TASK STATEMENT: Leave out the pictures and repeat everything else in the records exactly.

DATA IN THIS EXERCISE:
--
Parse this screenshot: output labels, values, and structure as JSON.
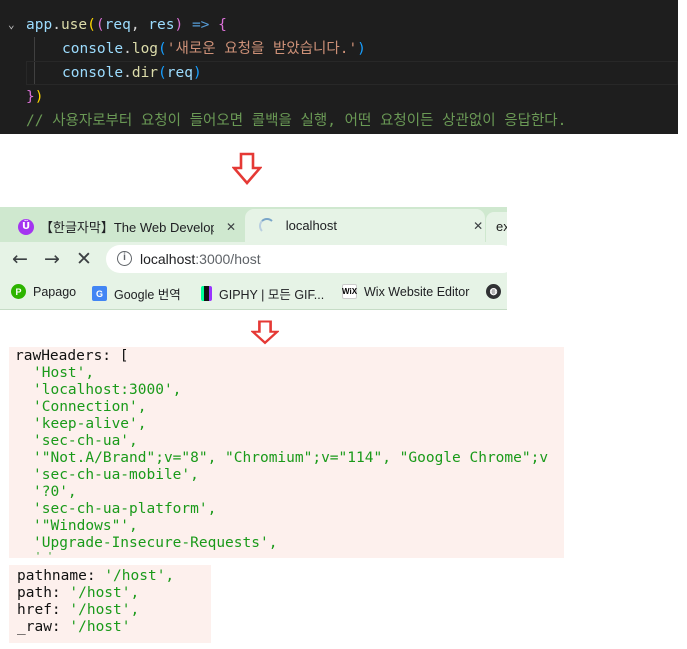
{
  "editor": {
    "line1": {
      "obj": "app",
      "dot": ".",
      "method": "use",
      "p1": "(",
      "p2": "(",
      "arg1": "req",
      "comma": ", ",
      "arg2": "res",
      "p2close": ")",
      "arrow": " =>",
      "brace": " {"
    },
    "line2": {
      "obj": "console",
      "dot": ".",
      "method": "log",
      "p": "(",
      "str": "'새로운 요청을 받았습니다.'",
      "pclose": ")"
    },
    "line3": {
      "obj": "console",
      "dot": ".",
      "method": "dir",
      "p": "(",
      "arg": "req",
      "pclose": ")"
    },
    "line4": {
      "brace": "}",
      "pclose": ")"
    },
    "line5": {
      "comment": "// 사용자로부터 요청이 들어오면 콜백을 실행, 어떤 요청이든 상관없이 응답한다."
    }
  },
  "browser": {
    "tabs": [
      {
        "title": "【한글자막】The Web Developer",
        "favicon": "udemy-icon",
        "favicon_glyph": "Ü",
        "close": "✕"
      },
      {
        "title": "localhost",
        "favicon": "loading-spinner-icon",
        "close": "✕"
      },
      {
        "title": "ex"
      }
    ],
    "nav": {
      "back": "←",
      "forward": "→",
      "stop": "✕"
    },
    "address": {
      "info": "i",
      "host": "localhost",
      "rest": ":3000/host"
    },
    "bookmarks": [
      {
        "label": "Papago",
        "icon": "papago-icon",
        "color": "#2db400"
      },
      {
        "label": "Google 번역",
        "icon": "google-translate-icon",
        "color": "#4285f4"
      },
      {
        "label": "GIPHY | 모든 GIF...",
        "icon": "giphy-icon",
        "color": "#121212"
      },
      {
        "label": "Wix Website Editor",
        "icon": "wix-icon",
        "color": "#000000"
      }
    ]
  },
  "console_output": {
    "raw_headers_label": "rawHeaders: [",
    "raw_headers": [
      "'Host',",
      "'localhost:3000',",
      "'Connection',",
      "'keep-alive',",
      "'sec-ch-ua',",
      "'\"Not.A/Brand\";v=\"8\", \"Chromium\";v=\"114\", \"Google Chrome\";v",
      "'sec-ch-ua-mobile',",
      "'?0',",
      "'sec-ch-ua-platform',",
      "'\"Windows\"',",
      "'Upgrade-Insecure-Requests',"
    ],
    "url_props": [
      {
        "key": "pathname: ",
        "value": "'/host',"
      },
      {
        "key": "path: ",
        "value": "'/host',"
      },
      {
        "key": "href: ",
        "value": "'/host',"
      },
      {
        "key": "_raw: ",
        "value": "'/host'"
      }
    ]
  },
  "colors": {
    "arrow": "#e53935",
    "tab_strip": "#cfe8cf",
    "toolbar": "#e6f3e6",
    "output_bg": "#fdf0ed"
  }
}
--
RESULT BELOW:
Parse this screenshot: output labels, values, and structure as JSON.
{
  "editor": {
    "line1": {
      "obj": "app",
      "dot": ".",
      "method": "use",
      "p1": "(",
      "p2": "(",
      "arg1": "req",
      "comma": ", ",
      "arg2": "res",
      "p2close": ")",
      "arrow": " =>",
      "brace": " {"
    },
    "line2": {
      "obj": "console",
      "dot": ".",
      "method": "log",
      "p": "(",
      "str": "'새로운 요청을 받았습니다.'",
      "pclose": ")"
    },
    "line3": {
      "obj": "console",
      "dot": ".",
      "method": "dir",
      "p": "(",
      "arg": "req",
      "pclose": ")"
    },
    "line4": {
      "brace": "}",
      "pclose": ")"
    },
    "line5": {
      "comment": "// 사용자로부터 요청이 들어오면 콜백을 실행, 어떤 요청이든 상관없이 응답한다."
    }
  },
  "browser": {
    "tabs": [
      {
        "title": "【한글자막】The Web Developer",
        "favicon": "udemy-icon",
        "favicon_glyph": "Ü",
        "close": "✕"
      },
      {
        "title": "localhost",
        "favicon": "loading-spinner-icon",
        "close": "✕"
      },
      {
        "title": "ex"
      }
    ],
    "nav": {
      "back": "←",
      "forward": "→",
      "stop": "✕"
    },
    "address": {
      "info": "i",
      "host": "localhost",
      "rest": ":3000/host"
    },
    "bookmarks": [
      {
        "label": "Papago",
        "icon": "papago-icon",
        "color": "#2db400"
      },
      {
        "label": "Google 번역",
        "icon": "google-translate-icon",
        "color": "#4285f4"
      },
      {
        "label": "GIPHY | 모든 GIF...",
        "icon": "giphy-icon",
        "color": "#121212"
      },
      {
        "label": "Wix Website Editor",
        "icon": "wix-icon",
        "color": "#000000"
      }
    ]
  },
  "console_output": {
    "raw_headers_label": "rawHeaders: [",
    "raw_headers": [
      "'Host',",
      "'localhost:3000',",
      "'Connection',",
      "'keep-alive',",
      "'sec-ch-ua',",
      "'\"Not.A/Brand\";v=\"8\", \"Chromium\";v=\"114\", \"Google Chrome\";v",
      "'sec-ch-ua-mobile',",
      "'?0',",
      "'sec-ch-ua-platform',",
      "'\"Windows\"',",
      "'Upgrade-Insecure-Requests',"
    ],
    "url_props": [
      {
        "key": "pathname: ",
        "value": "'/host',"
      },
      {
        "key": "path: ",
        "value": "'/host',"
      },
      {
        "key": "href: ",
        "value": "'/host',"
      },
      {
        "key": "_raw: ",
        "value": "'/host'"
      }
    ]
  },
  "colors": {
    "arrow": "#e53935",
    "tab_strip": "#cfe8cf",
    "toolbar": "#e6f3e6",
    "output_bg": "#fdf0ed"
  }
}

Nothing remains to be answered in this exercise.